My Guide to Web Authentication suggests that pages with login forms not be cached. If they are cached, it is possible re-login by going back to the form and resubmitting it.
Several HTTP headers effect caching. Most don't work as expected. This page represents an attempt to figure out how exactly to prevent caching. It is generated mostly from web gleanings and only a few personal tests. More of the latter are needed.
The prefered alternative is to send actual HTTP response headers. From a CGI program, this is easy. Just print them along with the Content-Type: header before printing the HTML portion of your document.
The following HTTP response headers are useful:
An expires directive with a date in the past will be recognized by most HTTP 1.0 browsers and proxies as an indication that the page should not be cached. If something other than a date is given on the Expires directive, it is normally taken to mean that the page expires immediately (HTTP 1.1 requires this, HTTP 1.0 only suggests it). I usually prefer the full date, but will mostly reference the shorter form for easy reference.
This is sufficient to convince Netscape 4.61 not to cache the page in disk or memory.
However, this apparantly will not prevent Internet Explorer from putting the page into its disk cache. Users will still be able to use the BACK and FORWARD buttons to access the copy in cache. However in most other situations where the user returns to the page it will be refetched from the server with a conditional "If-Modified-Since" request.
This is an HTTP 1.1 response header and will likely be ignored by HTTP 1.0 browsers and proxies.
Netscape 4.61 ignores this.
This entirely prevents Internet Explorer from caching the page to disk. BACK and FORWARD buttons will not work.
This is actually not supposed to be a response header at all. It's actually an HTTP 1.0 request header that is meant to tell proxy servers not to answer the request out of cache. However it is widely used in responses to request that the response not be cached.
Netscape 4.61 seems to treat this the same as Expires: 0, so it works fine.
Internet Explorer will honor this response header only on a secure https connection. Otherwise it is treated identically to Expires: 0.
It is possible to set some HTTP response headers using the HTML <META HTTP-EQUIV> tag. This is generally less effective. For one thing, they usually effect only browsers,not proxies. For another, they are often flakey. Usually these tags need to appear at the top of the HTML document in the <HEAD> section.
Works the same as the response header for Internet Explorer and Netscape.
Ignored by Internet Explorer version 4 and 5 and Netscape 4.61.

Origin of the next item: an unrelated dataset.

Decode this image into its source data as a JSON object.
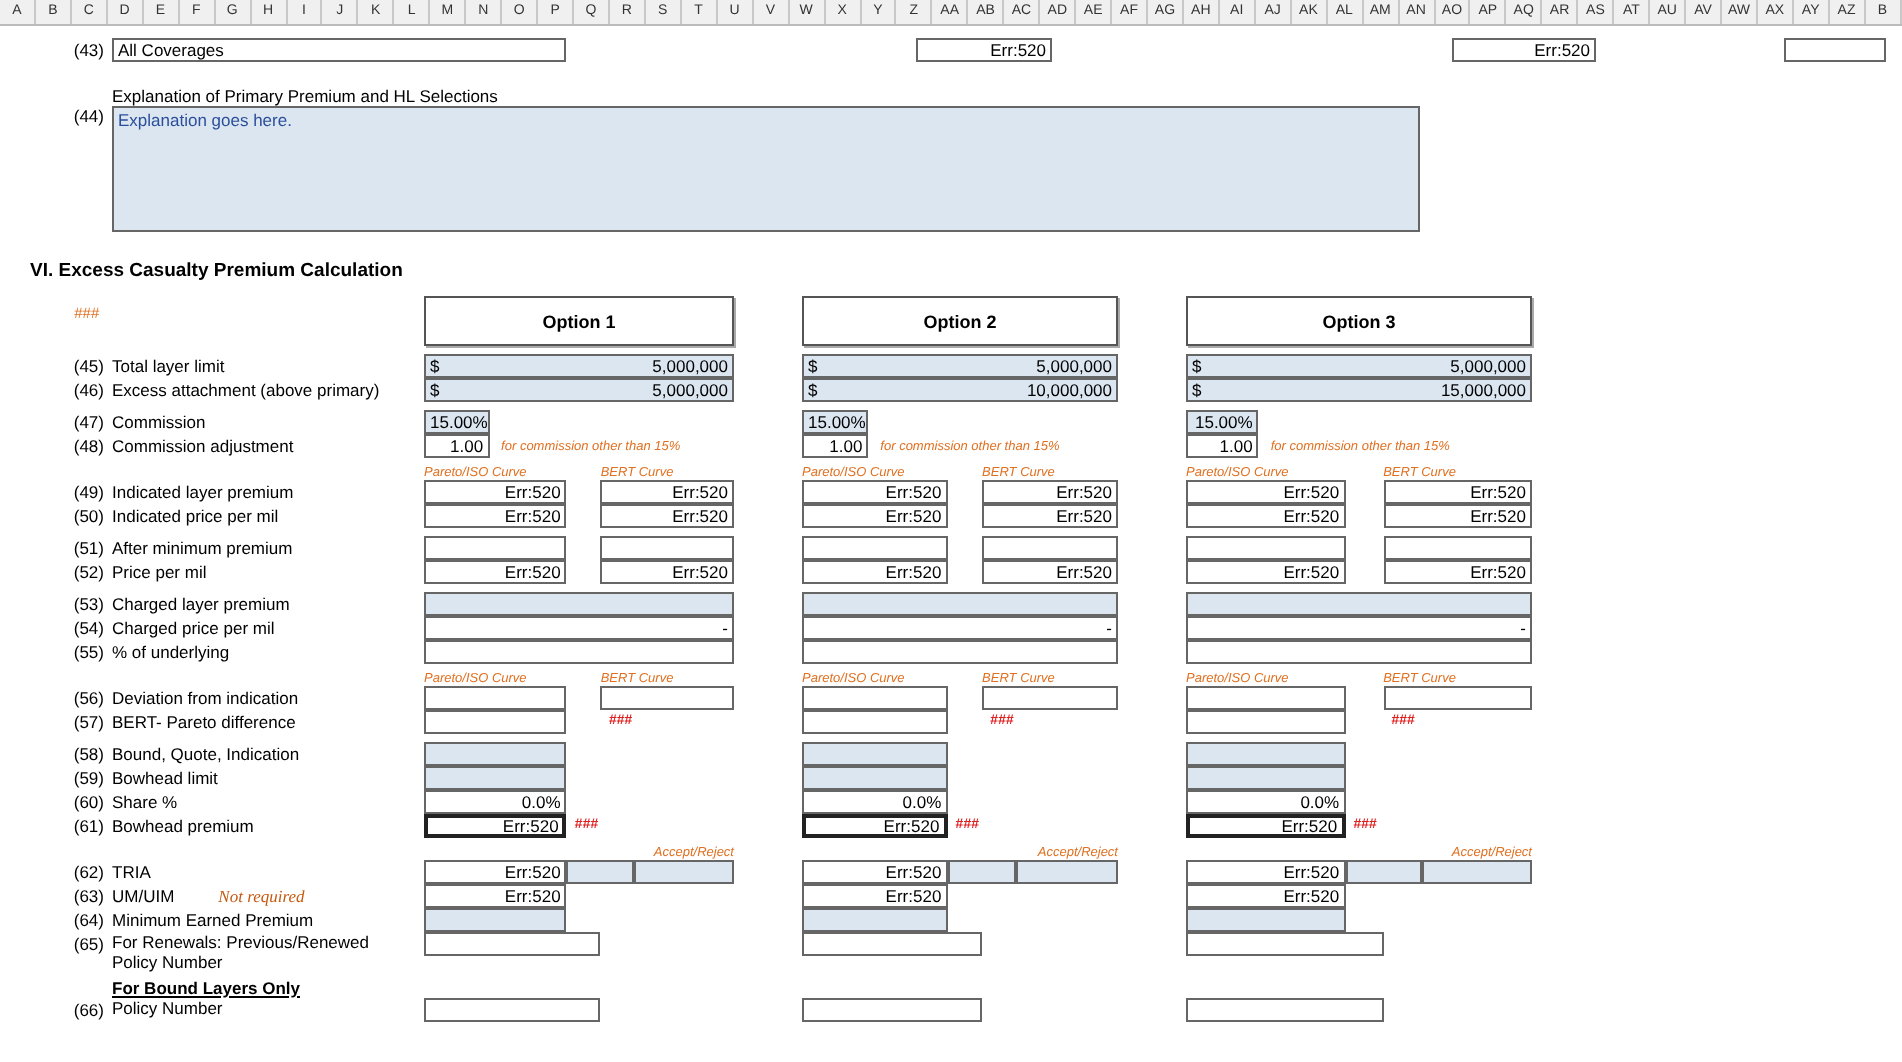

Sometimes works the same as the response header for Internet Explorer. However, at least some versions of Internet Explorer won't recognize it unless it is at the end of the document. The suggest that it be placed in the usual <HEAD> section, and then that it be repeated in a second <HEAD> section written at the end of the document, after the </BODY> tag and before the </HTML> tag. Ugh.
This apparantly does not work at all on Netscape 4.5 but it does on later and earlier versions.
Another way to keep the login form from begin resubmitted is to put the following directive on the <BODY> line of the page containing the form: